Policy makers also believed the global financial system had properly withstood any shock created by Britain's June vote to exit the European Union, the minutes said.
Taken during the July 26-27 meeting, the minutes detailed policy makers' differing views of the US economic outlook as they decided to leave a key interest rate untouched at 0.25-0.5 per cent.
But the minutes showed that inflation - which has stubbornly stuck well below the Federal Open Market Committee's two-percent target - was foremost in their minds.
The FOMC remained divided on the near-term danger of inflation, as it was in its June meeting, with some seeing little threat but others worried that there could be a sudden upward push on prices as the labour market continues to tighten.
The continuing fall in unemployment was not a plausible cause for worry, according to most members.
"Most also saw relatively low risk that a further gradual strengthening of the labor market would generate an unwanted increase in inflationary pressures," the minutes said.
Yet other members viewed labor markets as being at or close to maximum employment and expected inflation to rise.
They felt "another increase in the federal funds rate was or would soon be warranted," according to the minutes.
With the FOMC still divided, the minutes did not appear to suggest that an increase in rates was any more likely when members meet on September 20-21.
"Market expectations for a rate hike in September are still low, and this committee tends to be cautious," said Sara Johnson and Ozlem Yaylaci, economists at IHS Markit.

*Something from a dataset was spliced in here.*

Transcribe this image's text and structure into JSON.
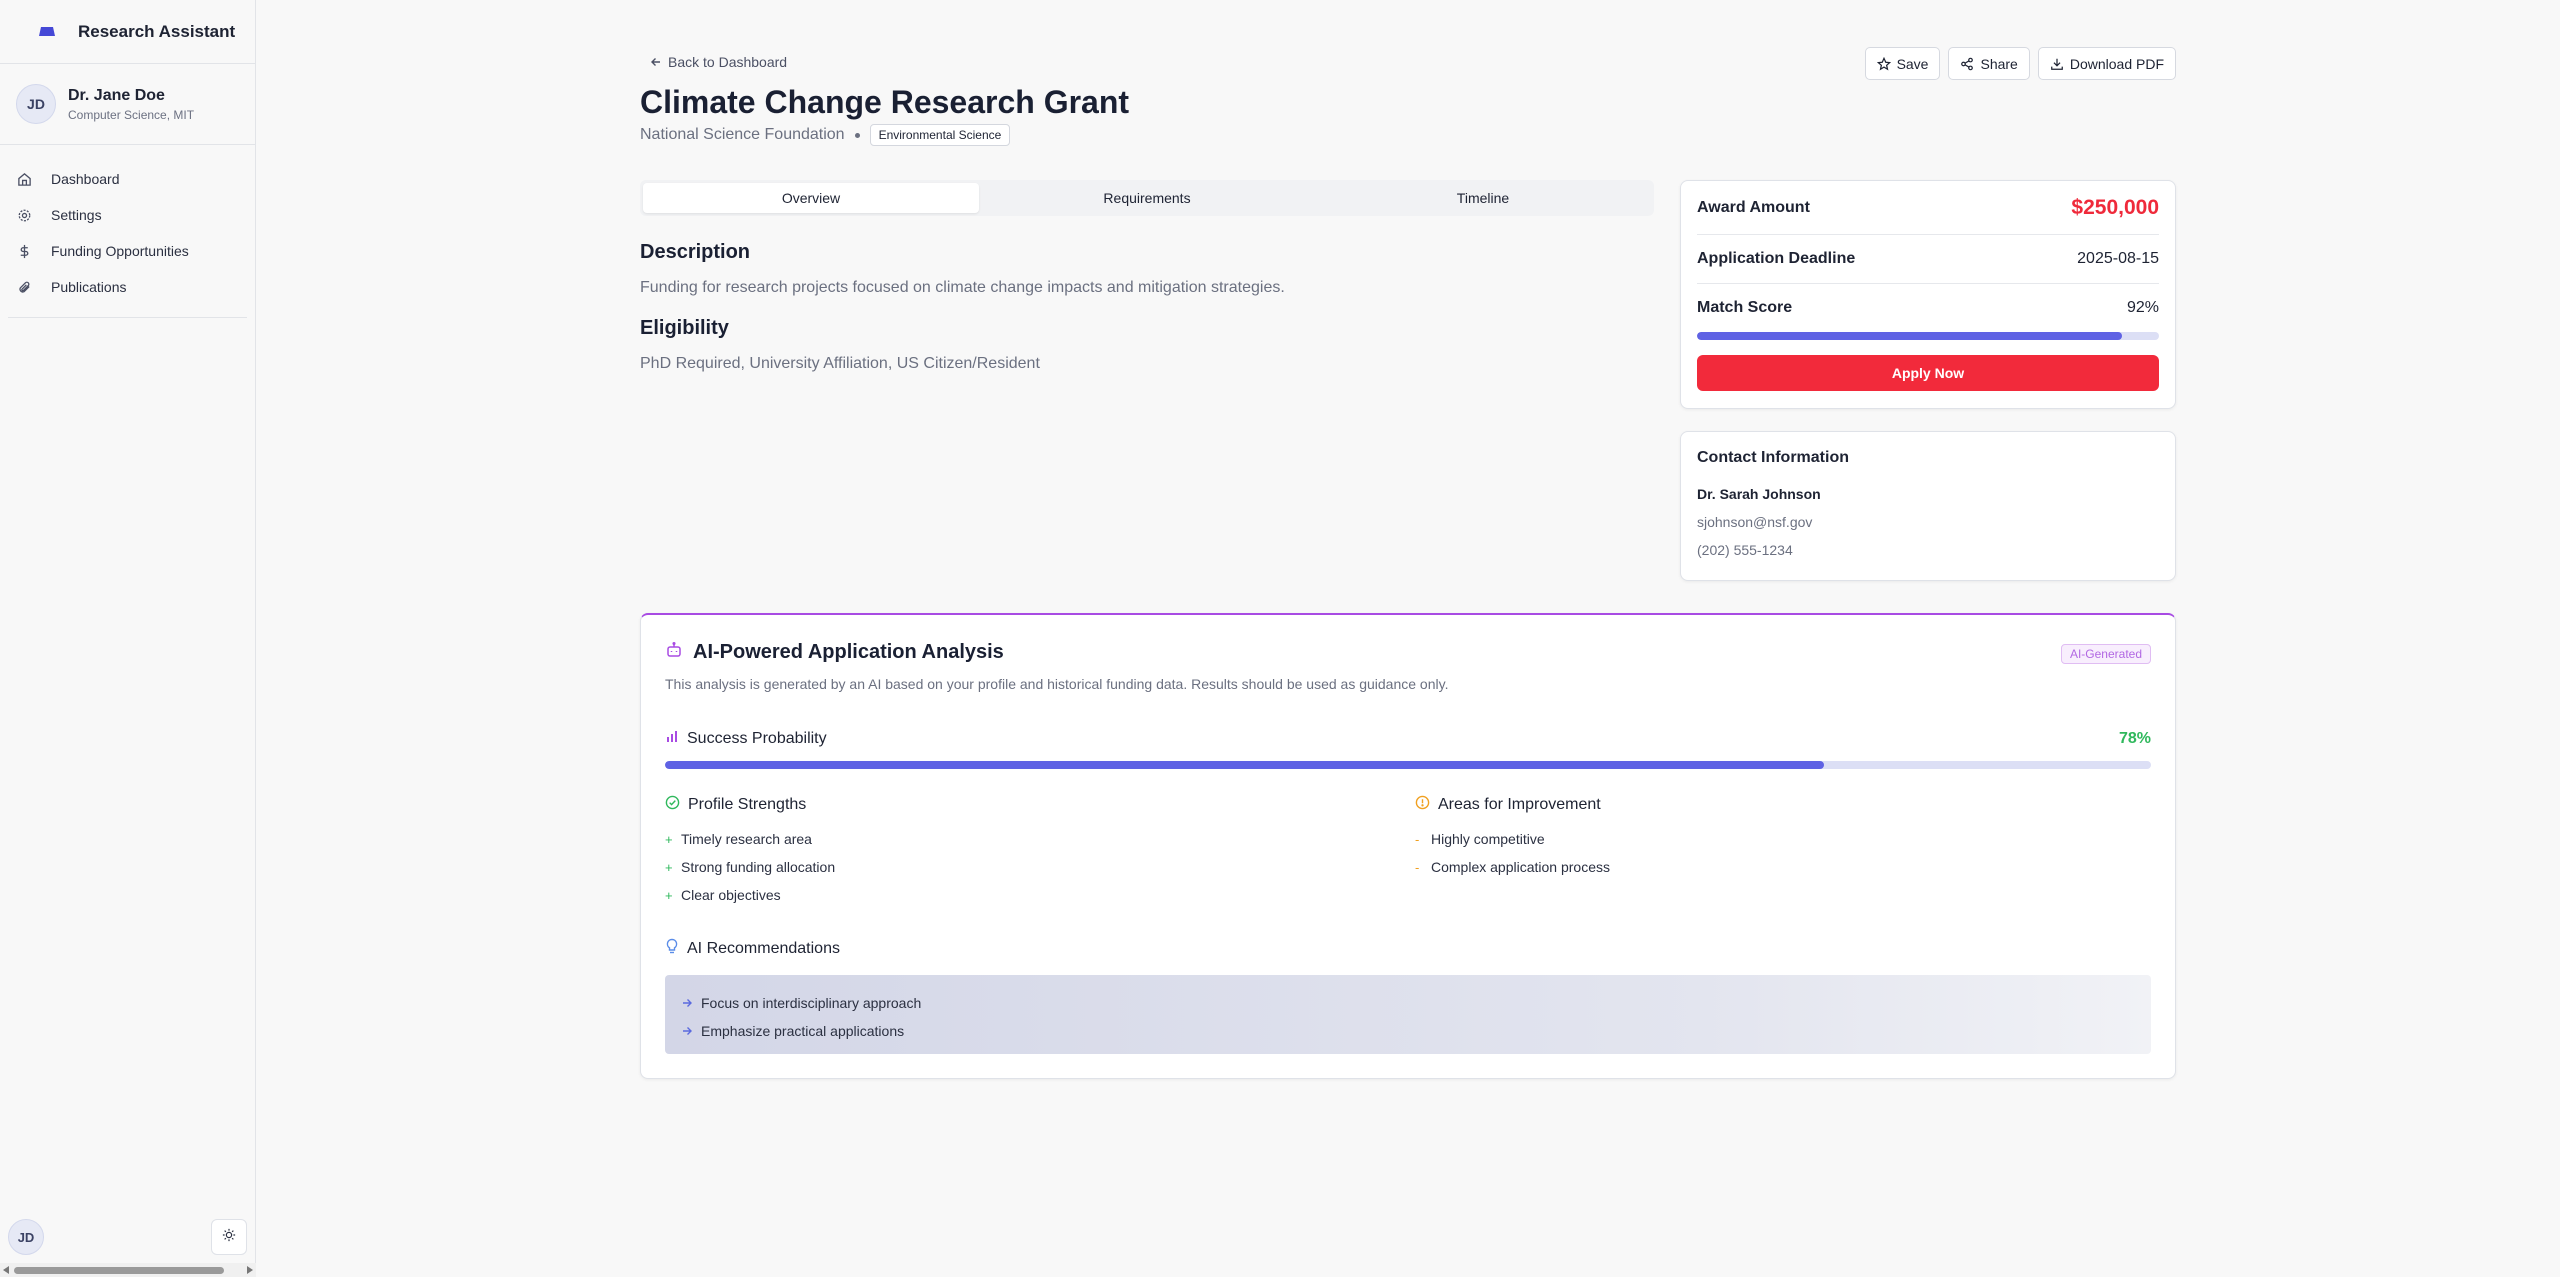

In a client note, they said they expected a hike to come at the committee's December meeting, when data on trends and labor market strength could be more persuasive.
The Federal Reserve ended 2015 by raising the key target federal funds rate for the first time in nearly a decade. But policy makers have repeatedly put off subsequent hikes planned for 2016 as domestic and global economic conditions created cause for worry.
The possible dangers from the June Brexit vote was not entirely to be forgotten, according to the minutes, with FOMC members saying it added "significant uncertainty to the medium- to longer-term outlook for foreign economies."
Wall Street greeted the news with an effective shrug, with the Dow Jones Industrial Average up less than 0.1 per cent at 18,567.46, the S&P 500 in similar territory at 2,180.98 and the Nasdaq down less than 0.1 per cent at 5,225.73 at about 1930 GMT.
The US dollar was also flat on currency markets, with the euro at US$1.1282 and the pound at US$1.3041.